And I’m a grown-up! I marvel at the challenges faced by parents of young children today. Getting through the security check point with diaper bags, strollers, toys, snacks, gear can be daunting.
If boarding a flight with the kids is part of your travel plan, here are a few tips to help you avoid snags in the system:
Print boarding passes in advance. Confirm flight departure times. Remind older children to bring their IDs and have yours ready. Arrive at the airport with time to spare.
TSA’s 3-1-1 program means:
Don’t forget your passports.
Will you be spending time on the beach in Mexico or skiing Whistler in Canada? Don’t forget. Passports are required.
It is important stay hydrated when traveling. But water bottles are not permitted through the security line. Rather than buy high-priced water bottles in the airline gate area, bring an empty bottle through security and fill up at the drinking fountain. It’s more eco-friendly too.
Pack your snacks.
Airlines rarely serve complimentary food on board. So avoid expensive airport and onboard dining options by packing healthy and familiar food for the flight. By keeping everyone fed in a timely manner, you’ll avoid cranky kids and parents.
Talk with your children about how you will spend your time on board. Then be sure to pack the books, art projects, ipods, games, headsets and other gear necessary for the flight.
Backpacks or roller bags for all.
Children like taking responsibility for their own gear. Ask everyone to carry as much as possible in their own backpack or carry –on. It’s good practice and lightens the load for the adults.
Family members can get separated during the crazy process of going through crowded security lines. Let TSA representatives know you are traveling as a family if they try to steer you to apart. If you do lose sight of one another, plan to meet at a designated spot on the other side.
Make sure the kids (and the grown-ups) are aware that while moving through the security line, it is not the time for jokes or silliness. An ill-timed, kooky comment ( no matter how innocent the intent ) can cause unexpected and unpleasant consequences.

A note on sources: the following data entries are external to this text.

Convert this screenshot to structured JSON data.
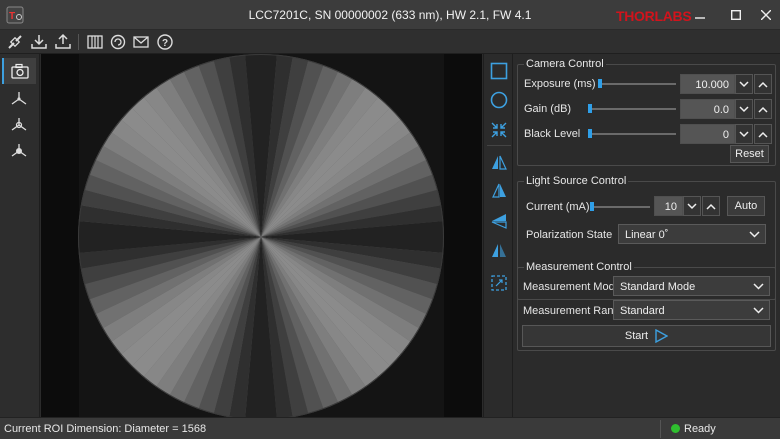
{
  "window": {
    "title": "LCC7201C, SN 00000002 (633 nm), HW 2.1, FW 4.1",
    "brand": "THORLABS",
    "minimize": "–",
    "maximize": "☐",
    "close": "✕"
  },
  "camera_control": {
    "title": "Camera Control",
    "exposure": {
      "label": "Exposure (ms)",
      "value": "10.000"
    },
    "gain": {
      "label": "Gain (dB)",
      "value": "0.0"
    },
    "black_level": {
      "label": "Black Level",
      "value": "0"
    },
    "reset_label": "Reset"
  },
  "light_source_control": {
    "title": "Light Source Control",
    "current": {
      "label": "Current (mA)",
      "value": "10"
    },
    "auto_label": "Auto",
    "polarization": {
      "label": "Polarization State",
      "selected": "Linear 0˚"
    }
  },
  "measurement_control": {
    "title": "Measurement Control",
    "mode": {
      "label": "Measurement Mode",
      "selected": "Standard Mode"
    },
    "range": {
      "label": "Measurement Range",
      "selected": "Standard"
    },
    "start_label": "Start"
  },
  "status": {
    "message": "Current ROI Dimension: Diameter = 1568",
    "state": "Ready"
  },
  "colors": {
    "accent": "#3da0e0",
    "brand": "#d2131c",
    "ready": "#2fbf2f"
  }
}
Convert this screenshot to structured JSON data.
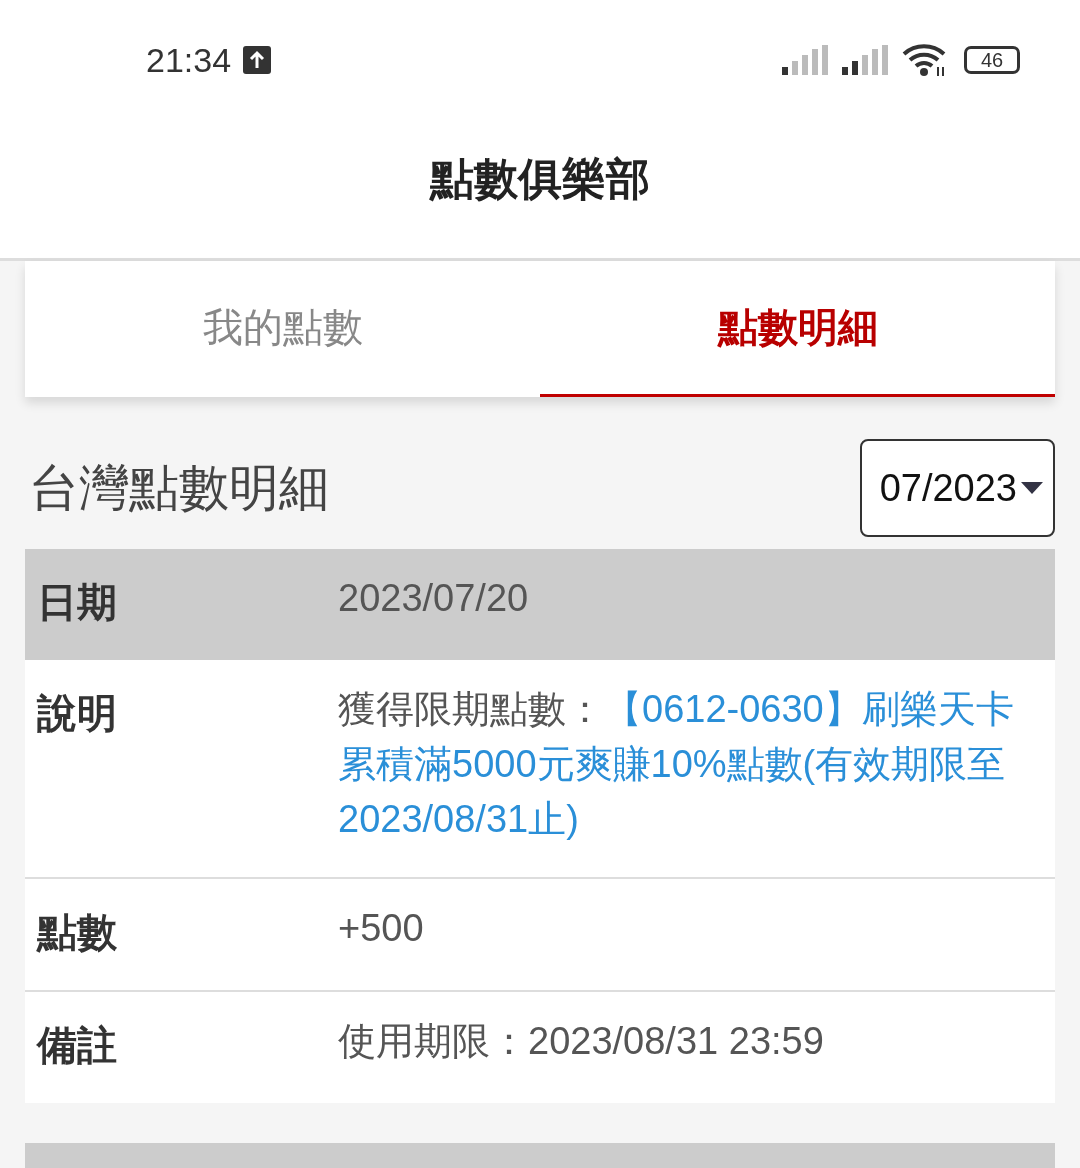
{
  "status_bar": {
    "time": "21:34",
    "battery": "46"
  },
  "header": {
    "title": "點數俱樂部"
  },
  "tabs": [
    {
      "label": "我的點數",
      "selected": false
    },
    {
      "label": "點數明細",
      "selected": true
    }
  ],
  "section": {
    "title": "台灣點數明細",
    "month_select": {
      "value": "07/2023"
    }
  },
  "records": [
    {
      "rows": [
        {
          "kind": "header",
          "label": "日期",
          "value": "2023/07/20"
        },
        {
          "kind": "description",
          "label": "說明",
          "value": "獲得限期點數：",
          "link": "【0612-0630】刷樂天卡累積滿5000元爽賺10%點數(有效期限至2023/08/31止)"
        },
        {
          "kind": "plain",
          "label": "點數",
          "value": "+500"
        },
        {
          "kind": "plain",
          "label": "備註",
          "value": "使用期限：2023/08/31 23:59"
        }
      ]
    },
    {
      "kind": "stub"
    }
  ]
}
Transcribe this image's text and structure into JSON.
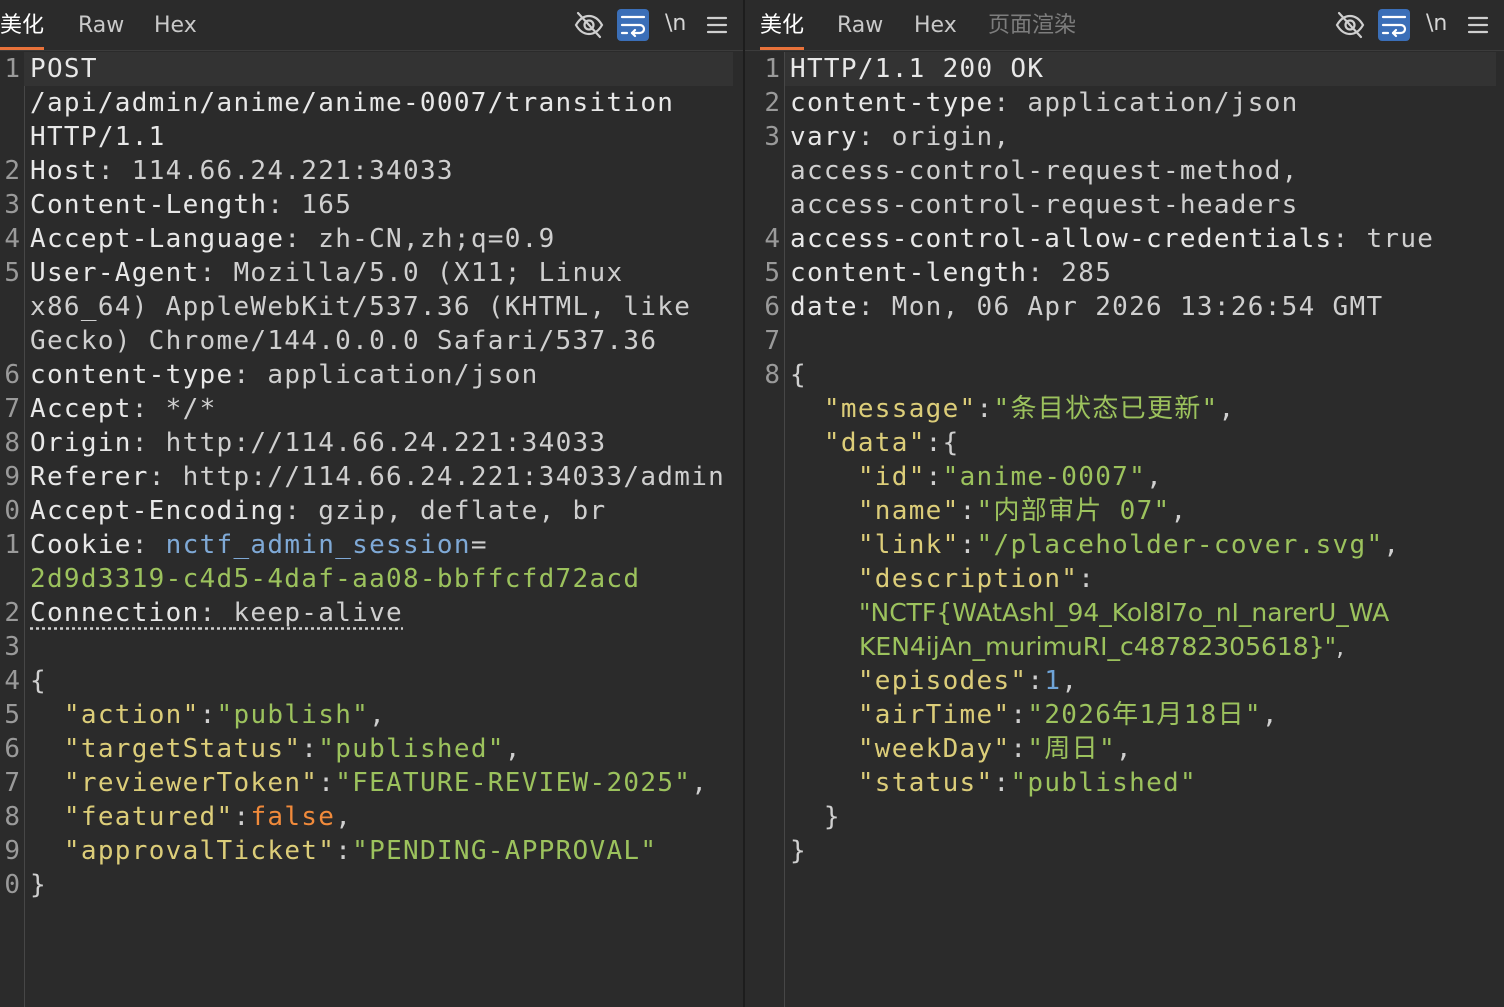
{
  "request": {
    "tabs": [
      "美化",
      "Raw",
      "Hex"
    ],
    "line_numbers": [
      "1",
      "2",
      "3",
      "4",
      "5",
      "6",
      "7",
      "8",
      "9",
      "0",
      "1",
      "2",
      "3",
      "4",
      "5",
      "6",
      "7",
      "8",
      "9",
      "0"
    ],
    "raw": {
      "l1a": "POST",
      "l1b": "/api/admin/anime/anime-0007/transition",
      "l1c": "HTTP/1.1",
      "host_k": "Host",
      "host_v": "114.66.24.221:34033",
      "cl_k": "Content-Length",
      "cl_v": "165",
      "al_k": "Accept-Language",
      "al_v": "zh-CN,zh;q=0.9",
      "ua_k": "User-Agent",
      "ua_v1": "Mozilla/5.0 (X11; Linux",
      "ua_v2": "x86_64) AppleWebKit/537.36 (KHTML, like",
      "ua_v3": "Gecko) Chrome/144.0.0.0 Safari/537.36",
      "ct_k": "content-type",
      "ct_v": "application/json",
      "ac_k": "Accept",
      "ac_v": "*/*",
      "or_k": "Origin",
      "or_v": "http://114.66.24.221:34033",
      "ref_k": "Referer",
      "ref_v": "http://114.66.24.221:34033/admin",
      "ae_k": "Accept-Encoding",
      "ae_v": "gzip, deflate, br",
      "ck_k": "Cookie",
      "ck_name": "nctf_admin_session",
      "ck_v": "2d9d3319-c4d5-4daf-aa08-bbffcfd72acd",
      "cn_k": "Connection",
      "cn_v": "keep-alive"
    },
    "body": {
      "action_k": "\"action\"",
      "action_v": "\"publish\"",
      "ts_k": "\"targetStatus\"",
      "ts_v": "\"published\"",
      "rt_k": "\"reviewerToken\"",
      "rt_v": "\"FEATURE-REVIEW-2025\"",
      "ft_k": "\"featured\"",
      "ft_v": "false",
      "at_k": "\"approvalTicket\"",
      "at_v": "\"PENDING-APPROVAL\""
    }
  },
  "response": {
    "tabs": [
      "美化",
      "Raw",
      "Hex",
      "页面渲染"
    ],
    "line_numbers": [
      "1",
      "2",
      "3",
      "4",
      "5",
      "6",
      "7",
      "8"
    ],
    "raw": {
      "status": "HTTP/1.1 200 OK",
      "ct_k": "content-type",
      "ct_v": "application/json",
      "vary_k": "vary",
      "vary_v1": "origin,",
      "vary_v2": "access-control-request-method,",
      "vary_v3": "access-control-request-headers",
      "acac_k": "access-control-allow-credentials",
      "acac_v": "true",
      "cl_k": "content-length",
      "cl_v": "285",
      "date_k": "date",
      "date_v": "Mon, 06 Apr 2026 13:26:54 GMT"
    },
    "body": {
      "msg_k": "\"message\"",
      "msg_v": "\"条目状态已更新\"",
      "data_k": "\"data\"",
      "id_k": "\"id\"",
      "id_v": "\"anime-0007\"",
      "name_k": "\"name\"",
      "name_v": "\"内部审片 07\"",
      "link_k": "\"link\"",
      "link_v": "\"/placeholder-cover.svg\"",
      "desc_k": "\"description\"",
      "desc_v1": "\"NCTF{WAtAshl_94_Kol8l7o_nI_narerU_WA",
      "desc_v2": "KEN4ijAn_murimuRI_c48782305618}\"",
      "ep_k": "\"episodes\"",
      "ep_v": "1",
      "air_k": "\"airTime\"",
      "air_v": "\"2026年1月18日\"",
      "wd_k": "\"weekDay\"",
      "wd_v": "\"周日\"",
      "st_k": "\"status\"",
      "st_v": "\"published\""
    }
  },
  "toolbar": {
    "newline_label": "\\n",
    "icons": [
      "eye-off-icon",
      "wrap-icon",
      "newline-icon",
      "menu-icon"
    ]
  },
  "colors": {
    "background": "#2b2b2b",
    "accent_tab": "#e8723a",
    "json_key": "#dccd79",
    "json_string": "#9cc25d",
    "json_number": "#6fa4d8",
    "json_bool": "#f08a3b",
    "active_tool": "#3b6fb8"
  }
}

Different country, different rules. Shoes on? Shoes off? Computers out or in? Review country and airport guidelines before departure. Don’t be afraid to ask for help when moving through security in another country.
Have a great time!